A former Tranmere player, Mellon returned to Wirral as manager in October 2016, dropping two divisions from his League One post with Shrewsbury Town to cradle a forlorn dame of British football in its hour of gravest need. Rovers were a non-league entity when Micky took charge, marooned outside the top 100 clubs of English football. With fire and brimstone, he quickly changed a culture of defeatist gloom in Prentonia, kickstarting the deadly submarine for another trip to the moon.
At the time of Mellon’s appointment, Tranmere had waited longer than any professional club in the top five divisions of English football to win a trophy or promotion. Meshing passionately with a distinct counterculture that pulsed throughout the club, Mellon promptly delivered a trilogy of Wembley appearances, including two consecutive promotions via the playoffs, hoisting Rovers back into the third division. Micky helped the perennial bridesmaid get hitched, and this bedraggled little town celebrated like it was 1990 all over again.
The exponential rise spluttered somewhat this season, as Tranmere battled relegation. However, Mellon cajoled an unlikely uptick in performances as February merged into March, masterminding three straight wins to put Rovers within three points of survival with a game in hand. Then the coronavirus pandemic turned our dreams to mush. League One clubs voted to demote Tranmere using points-per-game, a fatally flawed mechanism that blotched Micky’s copybook.

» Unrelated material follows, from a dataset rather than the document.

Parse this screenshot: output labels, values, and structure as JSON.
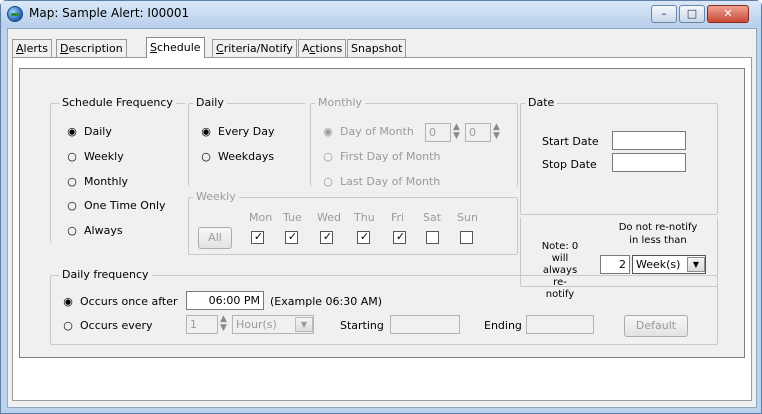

Let it never be said that Rovers were relegated on Mellon’s watch. They were voted out of the league by their selfish peers.
What can Dundee United fans expect from Micky Mellon as their new manager?
Alas, Mellon’s move to Dundee United comes at an awful time for Tranmere. Right now, the club is mired in uncertainty, with solid ownership its only saving grace. As fans, we do not know when Rovers’ next match will take place. We do not know when we will be allowed back into stadiums to watch. We do not know which league Tranmere will participate in, pending the outcome of a potential legal challenge. We do not know who will be playing in the famous white shirt. We do not know who the manager will be. After a four-year period of uncharacteristic calm, we just do not know. Quintessential panic cannot be far away, but we must learn from our past and plot a sagacious route to safety.
No Tranmere fan would ever begrudge Micky Mellon leaving for another challenge. Personally, he has delivered the greatest days of my life supporting this football club, and I wish him well north of the border. However, a sense of sadness pervades as the grand project to revive Tranmere Rovers enters a new phase without its spiritual spearhead.
Dundee United are getting one of Birkenhead’s finest in their quest for regeneration. Mellon has always harboured ambitions to manage in his homeland, and I would not rule out a shot at the Scotland manager’s job one day. To some, this may seem like a lateral move, but Micky has his reasons and we cannot stand in the way of his desires.
Where do Tranmere Rovers turn next?
We are hurting right now, that is for sure. Just as we hurt a month ago after being dumped out of League One. Just as we hurt three years ago after losing at Wembley. Just as we hurt five years ago after falling into the non-league abyss. And just as we hurt for 27 merciless years in the stomach-churning wilderness betwixt King and Mellon.
But, as ever, we will dust ourselves down, stick out our chin and puff out our chest. We will swallow the ball of angst lodged at the back of our throat, and we will squint away the residual agony of another curtailed plan. Things are tough just now. Life is tough, as the traditional pillars of our existence are torn asunder and shifted beyond recognition. Yet down by the river, in bracing Birkenhead, that plucky club rolls on, just as it always will.
Tranmere Rovers is bigger than any one person, you see. Micky will tell you that. Our job is to support it through thick and thin, incubate it like a cherished extension of the family. Our job is to be there, and to never shirk a battle. Our job is to fight for everything that once was ours and what could soon be again.
Farewell, Micky. You did us proud.